» The problem:
Scan the lines below for the word "structured". Copy each line you find it in.

[Opening Extracted information section]

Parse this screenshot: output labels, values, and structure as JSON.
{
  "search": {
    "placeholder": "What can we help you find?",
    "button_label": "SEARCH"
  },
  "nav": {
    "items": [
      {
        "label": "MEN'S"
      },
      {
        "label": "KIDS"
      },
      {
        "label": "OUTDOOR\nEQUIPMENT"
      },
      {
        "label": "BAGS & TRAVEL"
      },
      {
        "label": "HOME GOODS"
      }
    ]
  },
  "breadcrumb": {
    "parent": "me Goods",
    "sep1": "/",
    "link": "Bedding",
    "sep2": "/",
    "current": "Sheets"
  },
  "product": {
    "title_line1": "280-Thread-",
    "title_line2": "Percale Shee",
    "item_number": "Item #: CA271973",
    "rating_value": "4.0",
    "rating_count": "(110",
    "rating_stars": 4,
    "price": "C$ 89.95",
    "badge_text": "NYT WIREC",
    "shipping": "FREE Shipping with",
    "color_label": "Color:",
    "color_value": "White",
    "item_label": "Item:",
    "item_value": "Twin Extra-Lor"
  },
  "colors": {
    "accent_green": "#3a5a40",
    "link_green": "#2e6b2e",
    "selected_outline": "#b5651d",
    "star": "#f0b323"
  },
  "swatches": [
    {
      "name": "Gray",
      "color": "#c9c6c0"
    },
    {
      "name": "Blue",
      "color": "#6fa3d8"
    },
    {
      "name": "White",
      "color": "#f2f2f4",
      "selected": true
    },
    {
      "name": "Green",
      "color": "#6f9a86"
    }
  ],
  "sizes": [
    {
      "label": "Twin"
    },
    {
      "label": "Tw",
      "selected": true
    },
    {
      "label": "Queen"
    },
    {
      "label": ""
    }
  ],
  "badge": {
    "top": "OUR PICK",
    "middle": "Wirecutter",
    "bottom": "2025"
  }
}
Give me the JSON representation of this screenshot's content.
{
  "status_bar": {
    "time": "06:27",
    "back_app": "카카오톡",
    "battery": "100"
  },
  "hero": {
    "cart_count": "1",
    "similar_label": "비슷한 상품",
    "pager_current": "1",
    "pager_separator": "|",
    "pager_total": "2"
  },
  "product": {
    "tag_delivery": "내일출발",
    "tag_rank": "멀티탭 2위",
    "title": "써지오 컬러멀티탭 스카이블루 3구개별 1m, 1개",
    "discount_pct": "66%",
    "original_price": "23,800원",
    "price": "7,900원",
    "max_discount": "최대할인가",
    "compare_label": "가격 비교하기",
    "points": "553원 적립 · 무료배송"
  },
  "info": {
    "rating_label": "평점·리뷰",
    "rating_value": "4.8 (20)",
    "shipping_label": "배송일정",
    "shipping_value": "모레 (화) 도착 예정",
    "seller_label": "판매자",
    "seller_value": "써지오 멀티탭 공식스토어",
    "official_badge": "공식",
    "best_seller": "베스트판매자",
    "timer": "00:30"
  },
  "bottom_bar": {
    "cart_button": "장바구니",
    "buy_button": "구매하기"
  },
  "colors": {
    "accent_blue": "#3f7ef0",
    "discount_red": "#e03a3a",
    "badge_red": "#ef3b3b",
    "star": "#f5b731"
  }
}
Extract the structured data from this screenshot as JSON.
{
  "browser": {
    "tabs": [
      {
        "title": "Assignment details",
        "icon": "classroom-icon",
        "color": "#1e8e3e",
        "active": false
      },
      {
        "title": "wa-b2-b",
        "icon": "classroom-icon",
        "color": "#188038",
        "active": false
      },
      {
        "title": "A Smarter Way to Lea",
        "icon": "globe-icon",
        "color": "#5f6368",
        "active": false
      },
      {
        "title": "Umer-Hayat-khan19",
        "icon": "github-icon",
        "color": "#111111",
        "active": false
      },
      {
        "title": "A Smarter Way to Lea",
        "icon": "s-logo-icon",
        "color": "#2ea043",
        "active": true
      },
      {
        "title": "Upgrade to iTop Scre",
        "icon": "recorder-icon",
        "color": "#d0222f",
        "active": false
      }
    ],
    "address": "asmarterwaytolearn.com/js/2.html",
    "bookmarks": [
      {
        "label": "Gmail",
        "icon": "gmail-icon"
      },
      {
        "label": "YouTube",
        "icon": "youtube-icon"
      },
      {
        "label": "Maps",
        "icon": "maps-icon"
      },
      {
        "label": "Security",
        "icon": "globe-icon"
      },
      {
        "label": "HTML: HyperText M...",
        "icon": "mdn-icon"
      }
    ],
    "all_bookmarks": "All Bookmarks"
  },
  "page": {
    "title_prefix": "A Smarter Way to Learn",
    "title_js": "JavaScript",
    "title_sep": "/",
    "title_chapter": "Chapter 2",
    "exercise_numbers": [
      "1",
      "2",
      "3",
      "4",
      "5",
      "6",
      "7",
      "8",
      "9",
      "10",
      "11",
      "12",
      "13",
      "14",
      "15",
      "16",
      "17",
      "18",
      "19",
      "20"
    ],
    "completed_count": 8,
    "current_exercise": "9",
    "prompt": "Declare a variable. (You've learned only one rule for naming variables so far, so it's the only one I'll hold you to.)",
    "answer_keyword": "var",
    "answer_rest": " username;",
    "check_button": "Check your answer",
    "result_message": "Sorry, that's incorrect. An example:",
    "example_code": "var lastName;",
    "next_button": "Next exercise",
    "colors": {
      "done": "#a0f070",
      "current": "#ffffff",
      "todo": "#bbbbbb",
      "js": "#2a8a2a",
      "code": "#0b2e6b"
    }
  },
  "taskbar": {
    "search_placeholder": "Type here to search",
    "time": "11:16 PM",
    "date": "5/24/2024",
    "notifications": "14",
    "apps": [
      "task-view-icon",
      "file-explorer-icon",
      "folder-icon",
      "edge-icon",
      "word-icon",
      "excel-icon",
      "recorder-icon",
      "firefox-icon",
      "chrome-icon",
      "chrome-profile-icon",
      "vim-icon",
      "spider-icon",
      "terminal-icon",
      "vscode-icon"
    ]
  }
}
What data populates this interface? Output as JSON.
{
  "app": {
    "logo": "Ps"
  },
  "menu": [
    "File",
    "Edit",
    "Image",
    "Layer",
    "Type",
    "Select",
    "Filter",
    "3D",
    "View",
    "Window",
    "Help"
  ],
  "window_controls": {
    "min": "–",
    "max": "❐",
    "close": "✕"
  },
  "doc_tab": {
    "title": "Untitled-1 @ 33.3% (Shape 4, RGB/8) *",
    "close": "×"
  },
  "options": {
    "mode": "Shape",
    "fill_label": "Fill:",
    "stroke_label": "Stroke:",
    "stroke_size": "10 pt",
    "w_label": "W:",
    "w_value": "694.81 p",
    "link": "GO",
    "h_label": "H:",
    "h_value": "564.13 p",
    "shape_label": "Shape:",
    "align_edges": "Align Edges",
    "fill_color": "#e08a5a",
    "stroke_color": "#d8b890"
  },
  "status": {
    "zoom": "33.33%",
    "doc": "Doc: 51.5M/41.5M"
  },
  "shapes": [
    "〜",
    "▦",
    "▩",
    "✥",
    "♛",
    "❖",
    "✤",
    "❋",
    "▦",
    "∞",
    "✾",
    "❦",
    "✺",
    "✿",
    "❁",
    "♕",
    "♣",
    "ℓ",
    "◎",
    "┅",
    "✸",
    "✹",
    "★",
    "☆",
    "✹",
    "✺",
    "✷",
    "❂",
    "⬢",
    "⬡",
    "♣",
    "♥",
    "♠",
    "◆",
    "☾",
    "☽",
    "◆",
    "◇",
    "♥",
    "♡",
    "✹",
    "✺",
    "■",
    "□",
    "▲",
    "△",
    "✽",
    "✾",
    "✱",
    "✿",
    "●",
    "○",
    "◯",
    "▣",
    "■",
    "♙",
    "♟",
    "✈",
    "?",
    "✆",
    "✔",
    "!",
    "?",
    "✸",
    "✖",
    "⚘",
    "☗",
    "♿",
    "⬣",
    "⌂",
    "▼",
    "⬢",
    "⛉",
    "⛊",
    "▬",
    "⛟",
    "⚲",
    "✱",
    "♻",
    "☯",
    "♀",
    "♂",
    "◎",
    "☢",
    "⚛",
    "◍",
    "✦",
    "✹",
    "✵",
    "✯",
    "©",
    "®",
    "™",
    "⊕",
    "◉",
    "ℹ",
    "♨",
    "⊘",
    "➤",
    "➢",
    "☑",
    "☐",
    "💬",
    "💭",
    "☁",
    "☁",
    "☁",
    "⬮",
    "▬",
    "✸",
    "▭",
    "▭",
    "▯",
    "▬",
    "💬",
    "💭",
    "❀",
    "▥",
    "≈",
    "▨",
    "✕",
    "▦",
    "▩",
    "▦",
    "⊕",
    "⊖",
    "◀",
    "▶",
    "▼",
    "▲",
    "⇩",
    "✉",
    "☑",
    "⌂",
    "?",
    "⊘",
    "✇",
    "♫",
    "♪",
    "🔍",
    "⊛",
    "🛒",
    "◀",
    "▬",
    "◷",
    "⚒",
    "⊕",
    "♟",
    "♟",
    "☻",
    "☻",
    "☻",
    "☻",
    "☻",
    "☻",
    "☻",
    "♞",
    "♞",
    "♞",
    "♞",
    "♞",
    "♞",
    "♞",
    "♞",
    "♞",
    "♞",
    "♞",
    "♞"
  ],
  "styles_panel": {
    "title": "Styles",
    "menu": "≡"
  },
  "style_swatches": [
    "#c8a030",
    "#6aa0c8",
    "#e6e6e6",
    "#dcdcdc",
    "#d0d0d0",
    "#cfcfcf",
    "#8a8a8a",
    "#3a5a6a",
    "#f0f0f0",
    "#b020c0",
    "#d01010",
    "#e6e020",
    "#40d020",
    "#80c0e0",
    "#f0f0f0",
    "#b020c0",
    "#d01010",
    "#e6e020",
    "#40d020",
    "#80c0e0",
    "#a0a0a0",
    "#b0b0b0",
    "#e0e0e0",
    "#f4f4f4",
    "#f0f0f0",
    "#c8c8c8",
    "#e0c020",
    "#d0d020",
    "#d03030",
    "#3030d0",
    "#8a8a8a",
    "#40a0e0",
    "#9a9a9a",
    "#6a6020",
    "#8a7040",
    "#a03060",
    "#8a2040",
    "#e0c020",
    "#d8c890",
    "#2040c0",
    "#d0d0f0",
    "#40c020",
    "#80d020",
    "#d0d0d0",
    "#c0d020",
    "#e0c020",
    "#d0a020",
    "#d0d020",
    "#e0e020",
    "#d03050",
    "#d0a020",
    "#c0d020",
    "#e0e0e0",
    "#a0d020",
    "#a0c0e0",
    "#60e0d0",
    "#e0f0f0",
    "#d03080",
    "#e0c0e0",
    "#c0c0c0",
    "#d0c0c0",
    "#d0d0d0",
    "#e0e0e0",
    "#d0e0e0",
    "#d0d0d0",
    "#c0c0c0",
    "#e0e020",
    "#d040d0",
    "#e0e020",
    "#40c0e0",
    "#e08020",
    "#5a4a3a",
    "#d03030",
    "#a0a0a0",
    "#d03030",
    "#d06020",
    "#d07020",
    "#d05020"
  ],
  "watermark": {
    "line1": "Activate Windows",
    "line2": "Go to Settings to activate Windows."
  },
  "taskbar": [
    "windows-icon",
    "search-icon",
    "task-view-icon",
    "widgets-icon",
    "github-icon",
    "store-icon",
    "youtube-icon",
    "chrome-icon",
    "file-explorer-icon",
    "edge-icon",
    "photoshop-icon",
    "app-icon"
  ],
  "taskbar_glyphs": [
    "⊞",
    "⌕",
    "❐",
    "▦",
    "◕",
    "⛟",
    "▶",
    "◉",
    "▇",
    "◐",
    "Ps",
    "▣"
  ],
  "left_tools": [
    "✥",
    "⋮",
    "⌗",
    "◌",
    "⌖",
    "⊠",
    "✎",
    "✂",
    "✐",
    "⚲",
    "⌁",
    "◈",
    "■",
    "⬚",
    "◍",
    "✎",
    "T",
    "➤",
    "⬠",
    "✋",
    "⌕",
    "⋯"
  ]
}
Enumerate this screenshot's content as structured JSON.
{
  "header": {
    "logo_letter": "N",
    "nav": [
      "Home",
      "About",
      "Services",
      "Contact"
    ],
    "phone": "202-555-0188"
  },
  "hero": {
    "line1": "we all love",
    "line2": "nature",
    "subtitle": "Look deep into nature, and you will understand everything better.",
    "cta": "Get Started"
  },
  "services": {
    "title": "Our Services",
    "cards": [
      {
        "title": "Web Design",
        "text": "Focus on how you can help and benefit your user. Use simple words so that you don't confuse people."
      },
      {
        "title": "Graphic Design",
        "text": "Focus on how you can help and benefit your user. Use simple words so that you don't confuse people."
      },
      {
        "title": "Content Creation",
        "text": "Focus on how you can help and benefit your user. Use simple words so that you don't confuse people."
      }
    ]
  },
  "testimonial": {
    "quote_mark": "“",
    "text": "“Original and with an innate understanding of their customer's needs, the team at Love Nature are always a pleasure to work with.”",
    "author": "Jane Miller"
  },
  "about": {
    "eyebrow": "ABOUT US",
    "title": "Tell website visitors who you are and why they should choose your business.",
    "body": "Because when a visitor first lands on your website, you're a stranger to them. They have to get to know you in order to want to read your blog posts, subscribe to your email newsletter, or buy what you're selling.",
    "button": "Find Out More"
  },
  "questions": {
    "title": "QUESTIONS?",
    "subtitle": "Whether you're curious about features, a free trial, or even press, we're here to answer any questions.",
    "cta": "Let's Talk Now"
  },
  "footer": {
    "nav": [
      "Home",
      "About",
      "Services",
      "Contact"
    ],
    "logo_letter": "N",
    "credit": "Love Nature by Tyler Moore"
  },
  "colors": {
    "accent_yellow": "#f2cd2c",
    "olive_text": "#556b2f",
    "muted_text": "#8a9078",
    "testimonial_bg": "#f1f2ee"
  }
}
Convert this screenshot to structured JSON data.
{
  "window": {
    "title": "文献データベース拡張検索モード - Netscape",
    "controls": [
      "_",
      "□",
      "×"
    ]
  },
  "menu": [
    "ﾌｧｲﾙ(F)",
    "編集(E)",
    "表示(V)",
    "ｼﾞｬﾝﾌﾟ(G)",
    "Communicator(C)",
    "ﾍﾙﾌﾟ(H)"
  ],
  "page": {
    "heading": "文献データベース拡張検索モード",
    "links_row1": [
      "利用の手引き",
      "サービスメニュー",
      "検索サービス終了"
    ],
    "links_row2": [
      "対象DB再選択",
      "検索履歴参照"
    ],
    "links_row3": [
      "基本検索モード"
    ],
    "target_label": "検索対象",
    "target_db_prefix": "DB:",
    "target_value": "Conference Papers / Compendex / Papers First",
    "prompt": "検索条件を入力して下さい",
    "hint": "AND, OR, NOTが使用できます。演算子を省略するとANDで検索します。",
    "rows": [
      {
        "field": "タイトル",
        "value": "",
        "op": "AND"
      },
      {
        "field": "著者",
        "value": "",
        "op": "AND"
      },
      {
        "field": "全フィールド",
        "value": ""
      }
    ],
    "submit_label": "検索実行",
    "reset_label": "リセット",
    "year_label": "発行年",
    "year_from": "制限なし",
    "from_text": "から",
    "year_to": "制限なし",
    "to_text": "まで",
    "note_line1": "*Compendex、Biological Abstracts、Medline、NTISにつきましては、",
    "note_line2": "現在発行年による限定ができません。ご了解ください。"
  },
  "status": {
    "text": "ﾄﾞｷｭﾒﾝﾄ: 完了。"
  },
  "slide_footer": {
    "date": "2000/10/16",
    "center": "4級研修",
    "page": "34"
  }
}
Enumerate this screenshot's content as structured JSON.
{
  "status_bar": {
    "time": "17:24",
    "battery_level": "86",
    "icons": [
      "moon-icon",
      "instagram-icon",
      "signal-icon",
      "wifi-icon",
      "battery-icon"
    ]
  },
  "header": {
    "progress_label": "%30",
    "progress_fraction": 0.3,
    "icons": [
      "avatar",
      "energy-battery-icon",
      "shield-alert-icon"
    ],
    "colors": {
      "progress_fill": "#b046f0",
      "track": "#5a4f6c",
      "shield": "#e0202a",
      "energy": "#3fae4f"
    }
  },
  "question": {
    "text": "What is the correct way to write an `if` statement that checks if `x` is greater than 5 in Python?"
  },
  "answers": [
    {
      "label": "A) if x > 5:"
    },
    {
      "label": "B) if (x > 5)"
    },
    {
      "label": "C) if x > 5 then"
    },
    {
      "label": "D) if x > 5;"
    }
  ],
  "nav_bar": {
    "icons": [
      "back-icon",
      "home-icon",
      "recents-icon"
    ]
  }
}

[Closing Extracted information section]

» Exercise answer:
Extract the structured data from this screenshot as JSON.
Enumerate this screenshot's content as structured JSON.
Convert this screenshot to structured JSON data.
Enumerate this screenshot's content as structured JSON.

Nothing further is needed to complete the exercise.